But I have been trying to puzzle a few things out about the loops at the ends of the fringed items, and how the spacing was kept with out a tablet woven starting border. (Spacing by hand would not be difficult with a thicker yarn, but with a very fine yarn it could be a continual pain for the weaver.) String heddles some times help spacing, but sometimes they also can botch it up.
In Viking Age Headcoverings from Dublin, Elizabeth Wincott Heckett suggests that the headcoverings might have been woven on a two beam loom similar to the one found at Oseberg (which is also thought to be a sprang loom and possible the item that the famous Oseberg tapestries were woven on). Loom is pictured to the left.
Recently while cleaning I discovered a now unused stand that held wooden TV trays. I have repurposed it as a sprang frame/two beam loom, and figured I would play around with weaving a headcovering vertically.
I am more than pleased that my theories seem to be working out!
To get the warp yarn to space fairly evenly with little fiddling, I oped to wrap the warp around the beam an extra pass before stretching it down to the next beam. I did half my test warp in this manner, and half with two wraps between each vertical warp yarn. (A weaving comb would work to space for a thicker warp, but you would have to have an exceptionally fine comb for this and take care with it to not damage the fine warp yarn.)
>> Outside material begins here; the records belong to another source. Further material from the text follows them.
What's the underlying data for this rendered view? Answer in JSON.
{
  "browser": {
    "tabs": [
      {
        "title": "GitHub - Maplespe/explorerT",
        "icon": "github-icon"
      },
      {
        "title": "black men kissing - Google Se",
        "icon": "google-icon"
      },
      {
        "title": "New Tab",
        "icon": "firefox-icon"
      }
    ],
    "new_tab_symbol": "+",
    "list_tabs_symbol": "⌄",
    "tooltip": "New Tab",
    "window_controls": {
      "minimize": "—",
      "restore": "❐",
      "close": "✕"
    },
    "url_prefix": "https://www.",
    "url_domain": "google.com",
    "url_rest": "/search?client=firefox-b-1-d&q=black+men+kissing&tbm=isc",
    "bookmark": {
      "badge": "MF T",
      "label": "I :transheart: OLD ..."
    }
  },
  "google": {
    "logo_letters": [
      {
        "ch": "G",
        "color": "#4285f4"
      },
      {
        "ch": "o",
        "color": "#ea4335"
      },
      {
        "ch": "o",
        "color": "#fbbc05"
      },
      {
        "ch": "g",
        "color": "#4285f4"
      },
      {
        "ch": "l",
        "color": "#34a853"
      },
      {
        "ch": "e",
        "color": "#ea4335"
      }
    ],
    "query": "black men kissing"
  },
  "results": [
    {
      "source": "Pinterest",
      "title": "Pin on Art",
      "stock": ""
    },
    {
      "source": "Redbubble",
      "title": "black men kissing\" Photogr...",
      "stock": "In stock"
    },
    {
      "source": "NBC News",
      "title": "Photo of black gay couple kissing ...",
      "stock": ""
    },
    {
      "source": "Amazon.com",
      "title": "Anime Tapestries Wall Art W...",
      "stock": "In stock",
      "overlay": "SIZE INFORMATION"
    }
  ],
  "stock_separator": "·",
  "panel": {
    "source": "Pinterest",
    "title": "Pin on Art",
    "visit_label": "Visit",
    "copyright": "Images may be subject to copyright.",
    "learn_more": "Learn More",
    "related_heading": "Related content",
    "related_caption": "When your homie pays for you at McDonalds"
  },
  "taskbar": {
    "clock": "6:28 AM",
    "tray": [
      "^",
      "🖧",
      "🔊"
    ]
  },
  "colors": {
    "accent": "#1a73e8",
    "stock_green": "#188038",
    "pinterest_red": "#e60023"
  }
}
In practice, it does very well at setting the spacing AND the additional wraps will allow me extra yarn at the ends to twist the fringe that will have the little looped ends that so many extant examples have. I absolutely cannot wait to try weaving some items on this loom now!
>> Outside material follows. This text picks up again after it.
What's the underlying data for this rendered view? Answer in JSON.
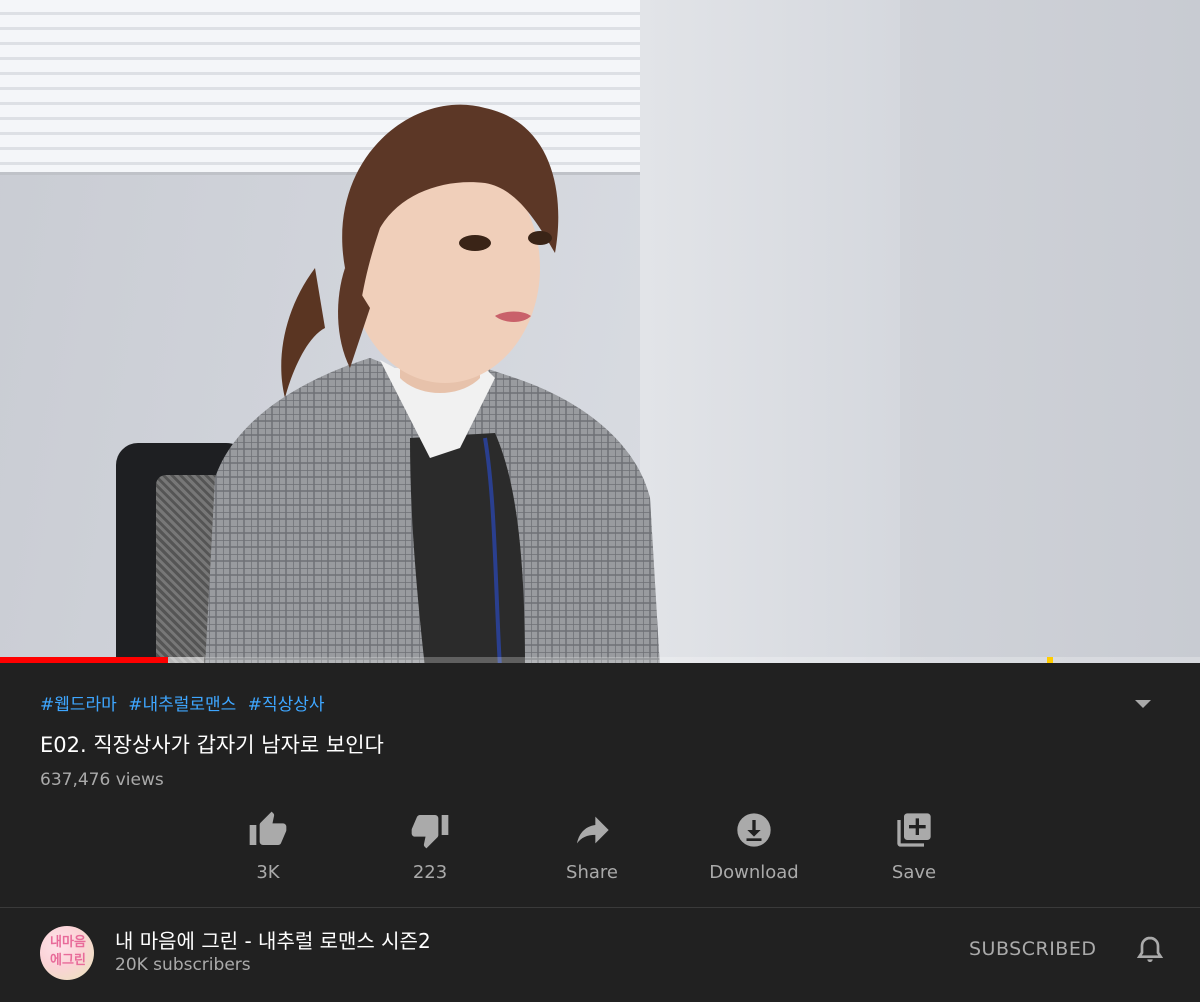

If you are interested in the headcoverings from Dublin, or Viking Era weaving in general, I cannot recommend Heckett's book enough. It is an amazing resource and has very, very detailed information about each item (thread counts, thread sizes, color, etc.). http://www.oxbowbooks.com/oxbow/viking-age-headcoverings-from-dublin.html